Q: How autobiographical is "Tiger Hills"?
A: "Being from Coorg and belonging to Coorg and having a lot of family and friends there, I was acutely conscious of not mirroring reality in any shape or form at all and kind of inadvertently ending up ruffling feathers or offending someone. It's a purely fictional story, the characters are all fictional as well. Having said that, whenever you create something you always do draw in some form or measure on personal experience or memory or observation. Some of the characters are probably a composite of people I have seen or met or heard of but in aggregate "Tiger Hills" is absolutely imaginary."
Q: When you sat down to write "Tiger Hills," did you have this epic structure in mind - a novel spanning half a century?
A: "I did. I knew I wanted to write something that had a long narrative arc. I wanted it to be the span of one person's life and I really wanted to explore the evolution of that person and people around her as well. The length of it was pretty much set in my head. But the story itself and the characters - it was a very organic process, it almost kind of evolved as I was writing."
Q: "Tiger Hills" has a very cinematic quality to it. Any offers from Bollywood or Hollywood yet?
A: "Nothing as yet but it's interesting that you say that because when I conceived the novel, it was in a very visual format. There were two or three scenes that I saw very clearly in my head. The novel germinated in a very visual format and it was in the actual kind of transforming image to word that the story actually began to take shape. When I wrote the book, it was like I saw this movie first and transcribed that to paper."
Q: Tell us about your research for the novel.
A: "The whole process took over five years to do. Research included talking with people -- great grand aunts, people well into their 90s, talking about their childhood and just having them talk and trying to recreate this period. The other thing was looking through old Coorg folk songs and finding one piece about hunting or something like that and using that."

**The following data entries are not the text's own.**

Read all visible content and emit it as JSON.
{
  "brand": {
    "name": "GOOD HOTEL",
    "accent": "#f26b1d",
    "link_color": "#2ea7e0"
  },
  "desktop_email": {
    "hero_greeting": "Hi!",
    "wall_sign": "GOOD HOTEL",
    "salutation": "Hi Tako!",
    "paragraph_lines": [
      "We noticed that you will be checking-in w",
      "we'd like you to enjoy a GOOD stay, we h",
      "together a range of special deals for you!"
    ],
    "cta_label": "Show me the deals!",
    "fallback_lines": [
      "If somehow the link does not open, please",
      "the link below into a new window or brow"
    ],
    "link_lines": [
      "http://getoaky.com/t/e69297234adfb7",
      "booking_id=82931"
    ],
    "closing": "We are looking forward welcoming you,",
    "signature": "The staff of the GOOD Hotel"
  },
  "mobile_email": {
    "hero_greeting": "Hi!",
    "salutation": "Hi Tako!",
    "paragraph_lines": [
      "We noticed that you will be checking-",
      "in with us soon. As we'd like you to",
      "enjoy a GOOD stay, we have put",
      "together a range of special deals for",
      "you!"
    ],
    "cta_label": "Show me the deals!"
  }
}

Q: Where did you do your research?
A: "I spent a lot of time in the New York Public Library going through memoirs of people who had lived there at that time. Memoirs of planters, these huge dreary books on coffee planting and I would pore through them, trying to get something that I could use out of that. The physical backdrop of Coorg, I was fortunate there because a lot of the facade hasn't really changed. It's only now that Coorg is becoming increasingly commercialized and a tourist destination."
Q: How did you balance writing with your work as an investment banker?
A: "I was actually doing private equity which also was long hours. It wasn't an easy process. I did it because I wanted to. It was pretty much excluding everything else from my life. It was just work and working on "Tiger Hills." I began sleeping very little. Toward the end, I was surviving on three-four hours of sleep a night, working constantly over the weekends as well and every other spare hour spent at the laptop working on the novel."
Editing by Belinda Goldsmith